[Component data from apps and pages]

- - -

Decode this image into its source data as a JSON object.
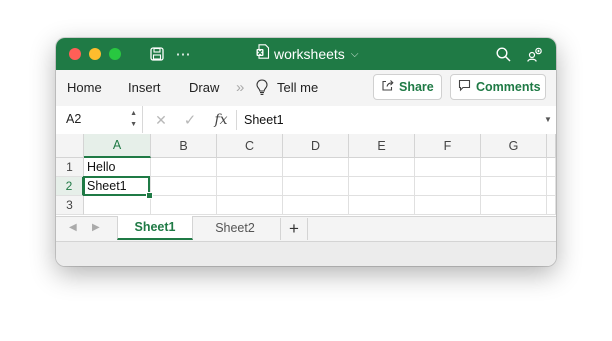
{
  "window": {
    "title": "worksheets",
    "title_chevron": "⌵",
    "accent_color": "#1f7a45",
    "icons": [
      "save-icon",
      "more-icon",
      "excel-file-icon",
      "search-icon",
      "share-people-icon"
    ],
    "more_glyph": "⋯"
  },
  "ribbon": {
    "tabs": [
      "Home",
      "Insert",
      "Draw"
    ],
    "overflow_glyph": "»",
    "tell_me": "Tell me",
    "share_label": "Share",
    "comments_label": "Comments"
  },
  "formula_bar": {
    "name_box": "A2",
    "spin_up": "▲",
    "spin_down": "▼",
    "cancel_glyph": "✕",
    "enter_glyph": "✓",
    "fx_label": "fx",
    "value": "Sheet1",
    "dropdown_glyph": "▼"
  },
  "grid": {
    "columns": [
      "A",
      "B",
      "C",
      "D",
      "E",
      "F",
      "G",
      ""
    ],
    "rows": [
      "1",
      "2",
      "3"
    ],
    "cells": [
      [
        "Hello",
        "",
        "",
        "",
        "",
        "",
        "",
        ""
      ],
      [
        "Sheet1",
        "",
        "",
        "",
        "",
        "",
        "",
        ""
      ],
      [
        "",
        "",
        "",
        "",
        "",
        "",
        "",
        ""
      ]
    ],
    "active_cell": "A2",
    "active_column": "A",
    "active_row": "2"
  },
  "sheets": {
    "nav_prev": "◀",
    "nav_next": "▶",
    "tabs": [
      "Sheet1",
      "Sheet2"
    ],
    "active": "Sheet1",
    "add_glyph": "+"
  }
}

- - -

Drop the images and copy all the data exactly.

Decode this image into its source data as a JSON object.
{
  "window": {
    "title": "worksheets",
    "title_chevron": "⌵",
    "accent_color": "#1f7a45",
    "icons": [
      "save-icon",
      "more-icon",
      "excel-file-icon",
      "search-icon",
      "share-people-icon"
    ],
    "more_glyph": "⋯"
  },
  "ribbon": {
    "tabs": [
      "Home",
      "Insert",
      "Draw"
    ],
    "overflow_glyph": "»",
    "tell_me": "Tell me",
    "share_label": "Share",
    "comments_label": "Comments"
  },
  "formula_bar": {
    "name_box": "A2",
    "spin_up": "▲",
    "spin_down": "▼",
    "cancel_glyph": "✕",
    "enter_glyph": "✓",
    "fx_label": "fx",
    "value": "Sheet1",
    "dropdown_glyph": "▼"
  },
  "grid": {
    "columns": [
      "A",
      "B",
      "C",
      "D",
      "E",
      "F",
      "G",
      ""
    ],
    "rows": [
      "1",
      "2",
      "3"
    ],
    "cells": [
      [
        "Hello",
        "",
        "",
        "",
        "",
        "",
        "",
        ""
      ],
      [
        "Sheet1",
        "",
        "",
        "",
        "",
        "",
        "",
        ""
      ],
      [
        "",
        "",
        "",
        "",
        "",
        "",
        "",
        ""
      ]
    ],
    "active_cell": "A2",
    "active_column": "A",
    "active_row": "2"
  },
  "sheets": {
    "nav_prev": "◀",
    "nav_next": "▶",
    "tabs": [
      "Sheet1",
      "Sheet2"
    ],
    "active": "Sheet1",
    "add_glyph": "+"
  }
}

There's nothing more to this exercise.